- Combine the kimchi pancake sauce in a small bowl.
- Preheat a 10-inch skillet over medium-low heat until it feels pretty warm to your palm, when placing 2-3 inches away. Add the oil and swirl it around. Take ½ cup of the batter and add it to the pan and immediately use the back of a spoon to spread out the batter as thin and as evenly as possible. Cook over medium-low heat about 2 minutes on the first side and 1 minute on the second side. Repeat the process until you finish the batter.
- As you repeat the process, place the pancakes over a cooling rack so the bottom won’t turn soggy.
- Slice the pancakes into quarter or one-eighth slices. Transfer to a large serving platter. Servet hot and with the dipping sauce on the side.
- Variation: If you happen to have my Whole30 gochujang paste, mix a few teaspoons to the pancake batter. The pancakes will have a deeper red color and super flavorful so you probably don’t need the dipping sauce at all!
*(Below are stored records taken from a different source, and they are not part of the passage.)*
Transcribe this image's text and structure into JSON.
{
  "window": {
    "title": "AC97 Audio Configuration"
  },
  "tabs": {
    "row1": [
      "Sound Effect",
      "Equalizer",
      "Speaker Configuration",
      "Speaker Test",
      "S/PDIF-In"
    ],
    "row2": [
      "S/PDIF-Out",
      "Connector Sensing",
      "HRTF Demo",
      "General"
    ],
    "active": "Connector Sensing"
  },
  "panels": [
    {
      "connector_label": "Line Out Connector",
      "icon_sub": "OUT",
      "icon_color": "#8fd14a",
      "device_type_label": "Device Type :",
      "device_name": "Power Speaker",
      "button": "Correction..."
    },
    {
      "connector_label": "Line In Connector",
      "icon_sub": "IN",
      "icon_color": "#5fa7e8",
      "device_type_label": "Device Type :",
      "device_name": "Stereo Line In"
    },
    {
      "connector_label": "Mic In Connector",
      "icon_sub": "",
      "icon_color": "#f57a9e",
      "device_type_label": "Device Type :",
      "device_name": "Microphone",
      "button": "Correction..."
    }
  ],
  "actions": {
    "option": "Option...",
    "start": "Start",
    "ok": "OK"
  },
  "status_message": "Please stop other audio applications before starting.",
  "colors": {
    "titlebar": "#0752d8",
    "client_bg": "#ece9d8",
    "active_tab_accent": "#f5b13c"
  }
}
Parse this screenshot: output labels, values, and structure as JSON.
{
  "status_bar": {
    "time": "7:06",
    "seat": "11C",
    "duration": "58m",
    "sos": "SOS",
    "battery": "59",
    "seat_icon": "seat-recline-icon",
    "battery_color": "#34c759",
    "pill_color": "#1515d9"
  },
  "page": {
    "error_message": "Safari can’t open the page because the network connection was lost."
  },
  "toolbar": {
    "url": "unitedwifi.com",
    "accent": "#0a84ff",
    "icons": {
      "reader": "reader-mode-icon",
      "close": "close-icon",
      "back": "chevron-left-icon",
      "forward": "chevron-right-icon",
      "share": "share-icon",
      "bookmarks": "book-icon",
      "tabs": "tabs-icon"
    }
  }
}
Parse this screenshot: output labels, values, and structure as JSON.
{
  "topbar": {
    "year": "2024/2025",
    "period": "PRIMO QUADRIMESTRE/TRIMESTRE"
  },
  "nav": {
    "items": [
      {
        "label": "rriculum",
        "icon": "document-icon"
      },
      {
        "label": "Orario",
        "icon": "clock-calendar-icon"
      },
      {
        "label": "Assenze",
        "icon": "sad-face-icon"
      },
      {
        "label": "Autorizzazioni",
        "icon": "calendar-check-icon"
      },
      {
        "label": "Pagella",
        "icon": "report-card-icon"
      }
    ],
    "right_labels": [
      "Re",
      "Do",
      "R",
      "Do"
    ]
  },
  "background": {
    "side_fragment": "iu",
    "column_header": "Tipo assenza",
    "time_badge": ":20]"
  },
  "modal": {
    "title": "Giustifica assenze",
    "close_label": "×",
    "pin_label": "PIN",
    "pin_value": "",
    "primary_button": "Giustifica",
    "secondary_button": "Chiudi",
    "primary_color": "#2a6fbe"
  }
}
- If you want a more spicy dipping sauce, try adding a few sliced jalapeno peppers and let the sauce sit at room temperature for a few hours for the flavor to melt. Or you can also mix-in a bit of gochugaru (Korean red chili pepper)
What type of rice is used in bibimbap
Short grain white rice or sushi rice is often used in Korean bibimbap dish. The rice is steamed and has a soft and fluffy texture yet little starchy and chewy.
How to eat bibimbap
Bibimbap is often served in large rice bowls with vegetables on top of the rice and the gochujang bibimbap sauce on the side. To eat, add the sauce to the bowl and use a spoon to mix everything up.
What is bibimbap bowl
Bibimbap is a Korean rice bowl dish features steamed white rice with various chilled vegetables. It is served with bibimbap sauce (Korean chili paste). The toppings are varied. Bulgogi beef is a popular ingredient for bibimbap bowls.